I remember sitting in my first home office, an 8×9 room furnished with a simple desk and a view to the street through two permanently fogged windows, and listening to a Holly Cole covering “I Can See Clearly Now”. On the Internet, I had found a simple A-frame house for sale, atop a hill near Austin TX in a place where you could see the stars through clear skies, and the views were panoramic from the front and rear decks. I used to look at the pictures of that house and listen to that song and think, “Someday…”

My internal clock is telling me that today is “someday”. We ended up in the desert rather than the hill country, and we have a daughter who wasn’t part of the program back in 1993, and I’m certainly not wealthy, but overall the process worked. Eleanor and I have gained experience, matured a little, won and lost a few battles. I feel like we’ve achieved a sense of who we are and what makes us feel right. Life is not perfect but after decades of tromping around looking for perfect it has become obvious that this may be as good as it gets.

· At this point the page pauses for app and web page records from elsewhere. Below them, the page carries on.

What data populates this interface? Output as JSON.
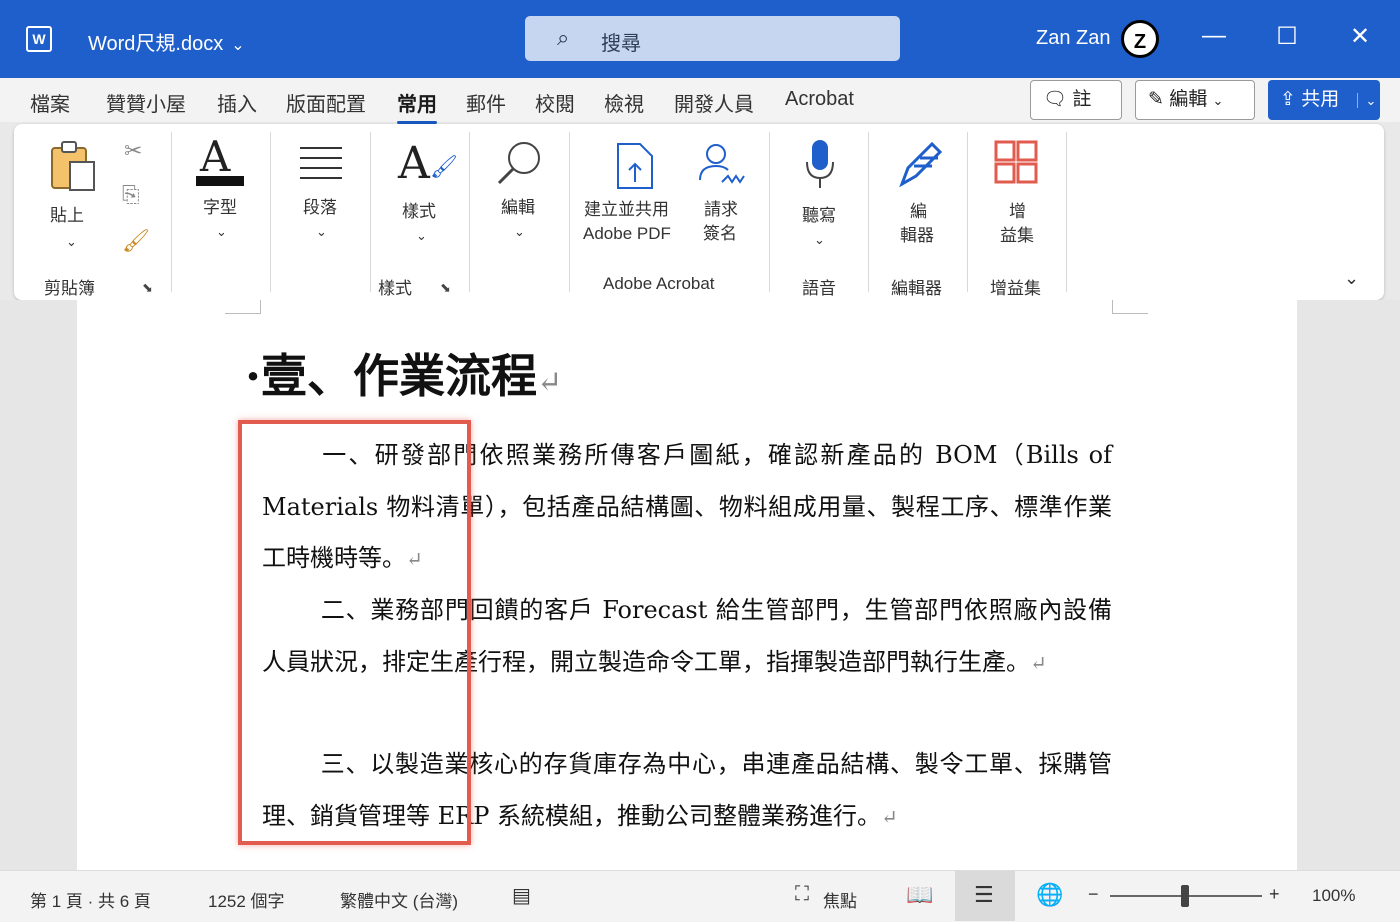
{
  "titlebar": {
    "app_icon": "word-icon",
    "app_icon_text": "W",
    "doc_title": "Word尺規.docx",
    "search_placeholder": "搜尋",
    "user": "Zan Zan",
    "avatar_text": "Z",
    "minimize": "—",
    "maximize": "☐",
    "close": "✕"
  },
  "menu": {
    "tabs": [
      "檔案",
      "贊贊小屋",
      "插入",
      "版面配置",
      "常用",
      "郵件",
      "校閱",
      "檢視",
      "開發人員",
      "Acrobat"
    ],
    "active_tab": "常用",
    "comment_btn": "註解",
    "edit_btn": "編輯",
    "share_btn": "共用"
  },
  "ribbon": {
    "paste": "貼上",
    "clipboard_group": "剪貼簿",
    "font": "字型",
    "paragraph": "段落",
    "styles": "樣式",
    "styles_group": "樣式",
    "editing": "編輯",
    "create_pdf_1": "建立並共用",
    "create_pdf_2": "Adobe PDF",
    "request_sign_1": "請求",
    "request_sign_2": "簽名",
    "acrobat_group": "Adobe Acrobat",
    "dictate": "聽寫",
    "voice_group": "語音",
    "editor_1": "編",
    "editor_2": "輯器",
    "editor_group": "編輯器",
    "addins_1": "增",
    "addins_2": "益集",
    "addins_group": "增益集"
  },
  "document": {
    "heading": "·壹、作業流程",
    "para1": "一、研發部門依照業務所傳客戶圖紙，確認新產品的 BOM（Bills of Materials  物料清單），包括產品結構圖、物料組成用量、製程工序、標準作業工時機時等。",
    "para2": "二、業務部門回饋的客戶 Forecast 給生管部門，生管部門依照廠內設備人員狀況，排定生產行程，開立製造命令工單，指揮製造部門執行生產。",
    "para3": "三、以製造業核心的存貨庫存為中心，串連產品結構、製令工單、採購管理、銷貨管理等 ERP 系統模組，推動公司整體業務進行。",
    "pilcrow": "↵"
  },
  "status": {
    "page": "第 1 頁 · 共 6 頁",
    "words": "1252 個字",
    "language": "繁體中文 (台灣)",
    "focus": "焦點",
    "zoom_minus": "−",
    "zoom_plus": "+",
    "zoom": "100%",
    "zoom_level": 1.0
  },
  "colors": {
    "title_bar": "#1f5fcb",
    "highlight_box": "#e25b4f"
  }
}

Travel-wise the tables have been turned on me lately. I spoke to Bert Gildart today; he and Janie are in Needles CA heading for Anza-Borrego Desert State Park and they asked if we could join them.   In six hours we could be there in the Airstream, but we need to stay here for a while.   Not only do we have house stuff to do, but a round-trip to Anza-Borrego would cost about $200 in fuel.   As full-timers we didn’t look at trips that way since we rarely made round-trips, but now suddenly we are the house-bound folks with obligations on our time.   Ouch.

I shall comfort myself with the knowledge of travel yet to come.   In February I will be going to Las Vegas for a few days, and I hope to work up a trip to Sonora as well.   We have several visitors coming, which may inspire at least a weekend or two nearby, too.

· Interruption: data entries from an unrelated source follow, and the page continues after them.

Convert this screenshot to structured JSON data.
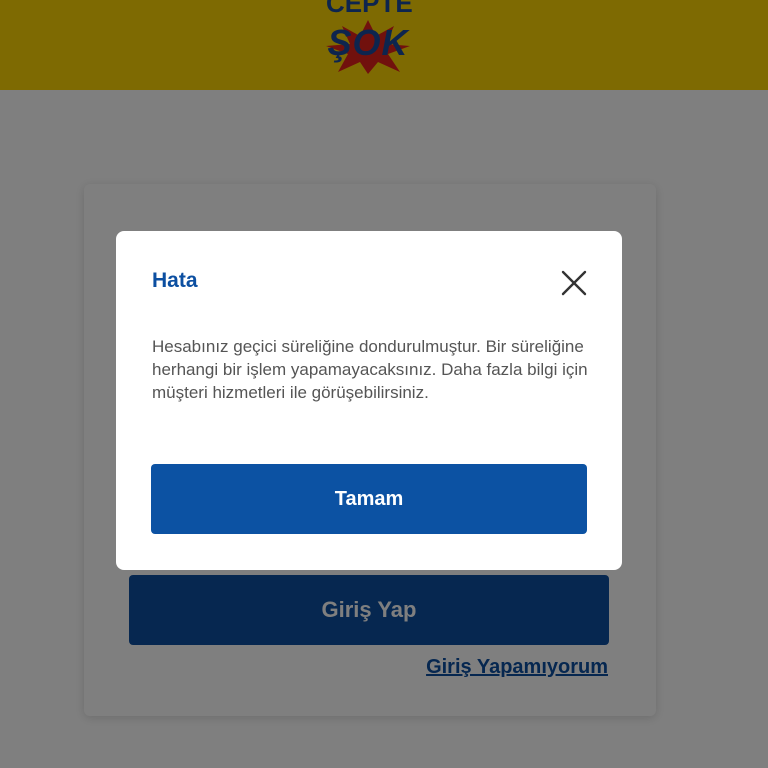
{
  "header": {
    "logo_top": "CEPTE",
    "logo_main": "ŞOK",
    "brand_color": "#fcd504"
  },
  "login": {
    "login_button_label": "Giriş Yap",
    "cant_login_label": "Giriş Yapamıyorum"
  },
  "dialog": {
    "title": "Hata",
    "message": "Hesabınız geçici süreliğine dondurulmuştur. Bir süreliğine herhangi bir işlem yapamayacaksınız. Daha fazla bilgi için müşteri hizmetleri ile görüşebilirsiniz.",
    "ok_label": "Tamam",
    "close_icon": "close-icon"
  },
  "colors": {
    "accent": "#0c4fa1",
    "overlay": "rgba(0,0,0,0.5)"
  }
}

5 Responses to “It’s gonna be a bright sunshiny day”

  1. Paul Hahn Says:


    I enjoyed the nostalgic and profound nature of this posting. I have the same emotions at my age, which is approaching 60.
    The great thing about getting older is the better perspective one has.
    Thank you for continuing your travel blog even when you’re not on the road. Honest writing like yours is appreciated; I look forward to reading it every day.

  2. predeta gartman Says:

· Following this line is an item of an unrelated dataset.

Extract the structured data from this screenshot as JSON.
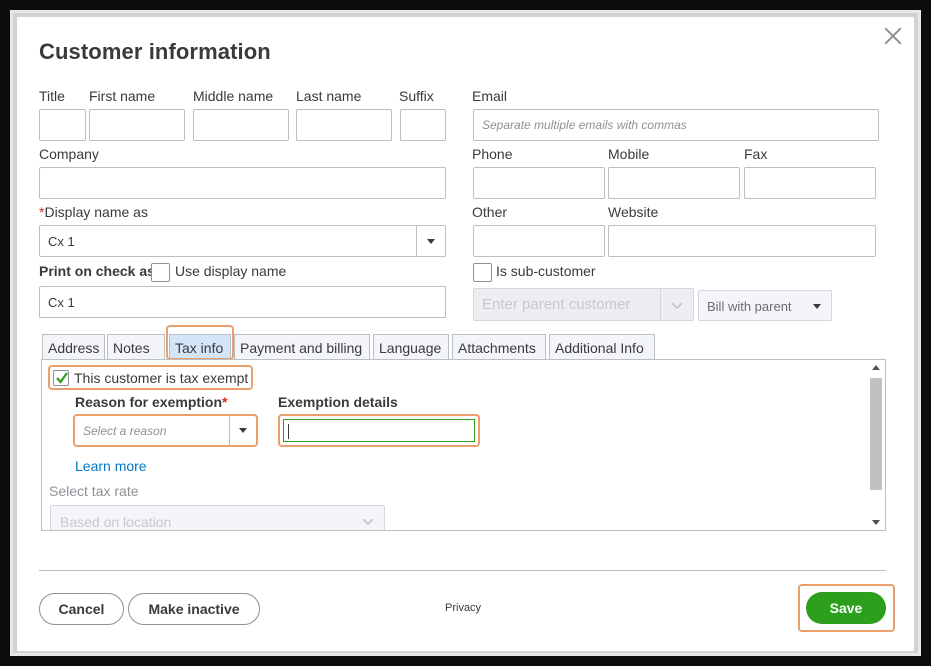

    the first eleven years of our marriage we traveled, nine of them in a 24 foot fleetwing travel trailer. my husband worked for Western Union and I towed the trailer more than my husband. when he transferred to another job with the company our son was two and a half when we quit traveling. now we are retired- a beautiful word-and we travel in our Airstream. this is a wonderful country!!

  3. Jane Zweig Says:

    I remember you when — back in the early 1990s…So I guess I’m part of the “old story”…it’s nice to see how you have aged…i’d say almost to perfection. And some of your “independence” has rubbed of on me and the challenges/opportunities I am now facing.
    And I remember how scared you were when Emma was born (and how you hated changing diapers!)…but look at how integral Emma is to the maturing of you and Eleanor. There is a balance to life and it sounds like you are finding it…and aging ain’t so bad…now that i’m mid-50s (i can’t believe I just wrote that), you can really do what you want without worrying what others think or feel. That is a very freeing thing. Enjoy your life and your health while it is still yours to have…and go for the gold…a wise old’ sage who we both know headed me in that direction.

  4. terrie Says:

    you guys are doing it all right….

  5. Tom Bentley Says:

    Rich, nice mood in your last screed; hope you can work that feeling somewhere into your book(s) to come. You cracked me up with the allusion of being a junior in high school. I’m a senior in high school now, but there was still time to get a tattoo of Mark Twain on my bicep this year, so “maturity” offers equal servings of growth and silliness, in their proper proportions. Please finish with your house repairs so you can come and fix the sub-floor on our ’66 Globetrotter; when I pick up a hammer, I only hurt myself.

    Thanks for a continually good read, Tom